Since this is a large square, 3”, I will start the turning between centers and turn a tenon to fit in the chuck. The spur center for the Stronghold chuck is convenient for this operation and saves time in not having to remove the chuck to install a drive center.

Spur center tip in blank

To quickly center, the blank I roughly eye the center and stick the spur point into the wood enough to hold it. Bring the tailstock in to hold the other end and rotate the blank to check centering. If not I move the point to another point and check again until centered. I cut all my blanks slightly oversize so I do not have to center perfect to keep the finished diameter I want. Once centered tighten the tailstock to engage the spurs on the center.

Roughing blank to round

Start roughing the blank from either end, not in the middle, and cut back across the blank until round.

Roughing headstock end of blank

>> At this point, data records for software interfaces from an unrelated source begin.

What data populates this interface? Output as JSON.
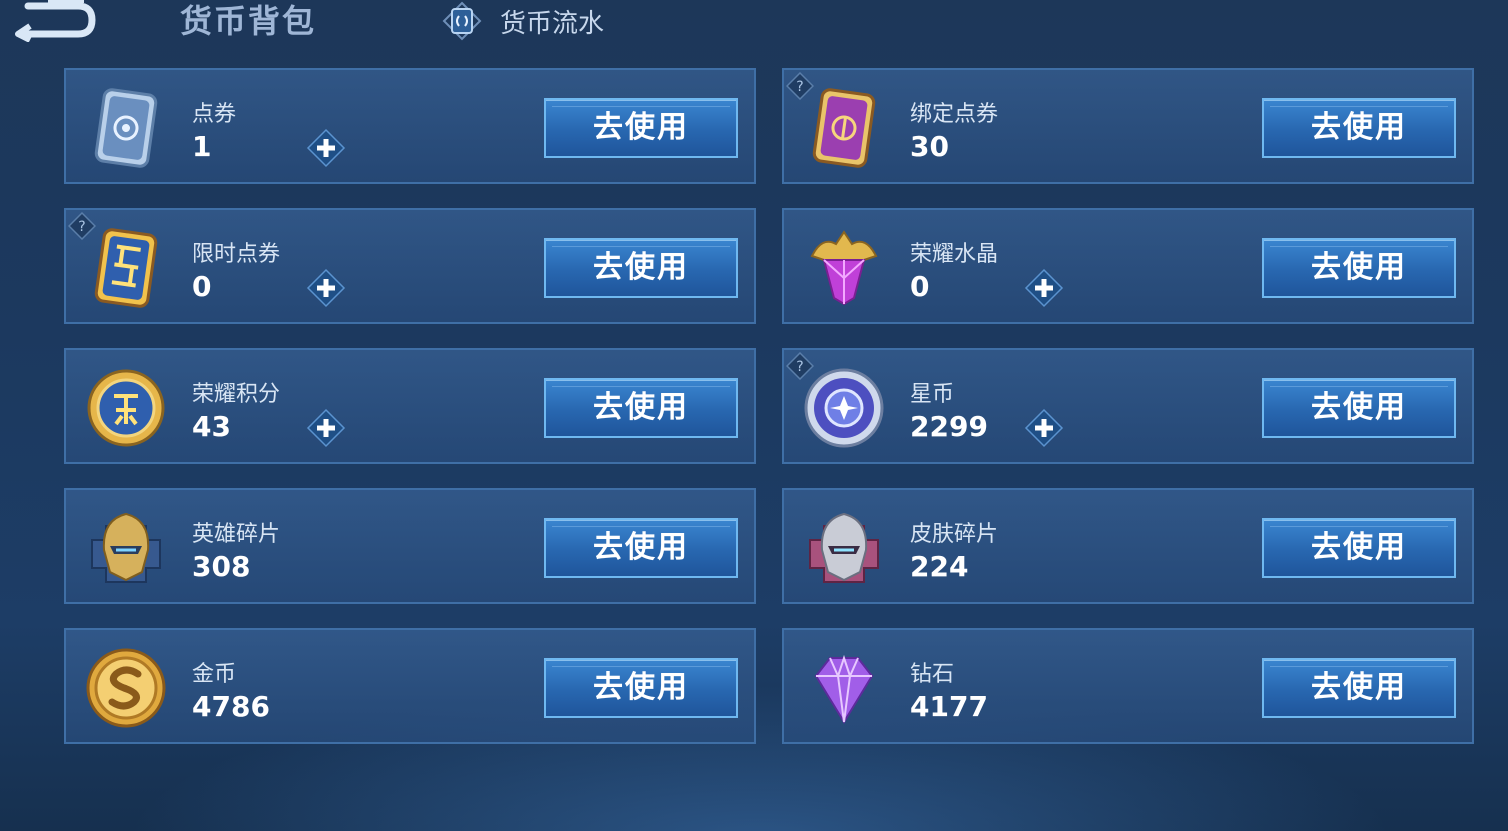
{
  "header": {
    "title": "货币背包",
    "flow_label": "货币流水"
  },
  "use_label": "去使用",
  "currencies": [
    {
      "name": "点券",
      "amount": "1",
      "icon": "ticket-blue-icon"
    },
    {
      "name": "绑定点券",
      "amount": "30",
      "icon": "ticket-purple-icon"
    },
    {
      "name": "限时点券",
      "amount": "0",
      "icon": "limited-ticket-icon"
    },
    {
      "name": "荣耀水晶",
      "amount": "0",
      "icon": "honor-crystal-icon"
    },
    {
      "name": "荣耀积分",
      "amount": "43",
      "icon": "honor-points-coin-icon"
    },
    {
      "name": "星币",
      "amount": "2299",
      "icon": "star-coin-icon"
    },
    {
      "name": "英雄碎片",
      "amount": "308",
      "icon": "hero-fragment-helmet-icon"
    },
    {
      "name": "皮肤碎片",
      "amount": "224",
      "icon": "skin-fragment-helmet-icon"
    },
    {
      "name": "金币",
      "amount": "4786",
      "icon": "gold-coin-icon"
    },
    {
      "name": "钻石",
      "amount": "4177",
      "icon": "diamond-icon"
    }
  ],
  "colors": {
    "background": "#1c395f",
    "card_border": "#3f6fa6",
    "button": "#2867b0",
    "button_border": "#6fb8f0",
    "title": "#9fb6d6"
  }
}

When you reach the opposite end, reverse the gouge and turn toward the end of the blank.

Skew peeling cut for tenon

I am using a peeling cut with the skew on its side to form a tenon for the chuck.

Turned tenonon head

The straight tenon formed with a flat or slightly undercut shoulder to fit the jaws of the Stronghold chuck.

Tenon in chuck

The tenon seated firmly against the chuck jaws so the largest diameter area gives good lateral support while turning an unsupported spindle.

Sizing cuts on head

Sizing the blank to slightly over the desired diameter. When I say slightly over, I mean about 1/64”. Sanding will reduce the diameter by a small amount later.

Planing to size

Turn the whole blank down to the sized areas. Cut the surface cleanly because the tops of the beads and ends are at this level. The cylinder needs to be a consistent diameter all the way across. I do not want one end of the gavel larger than the other one.

Head storyboard

The storyboard for the head. The length and all the major transition points are marked, the high spots and the diameters also.

Laying out marks on head

With the lathe on transfer the layout points to the blank. Each point on the storyboard that needs to be marked precisely has a small V notch for the pencil to rest in.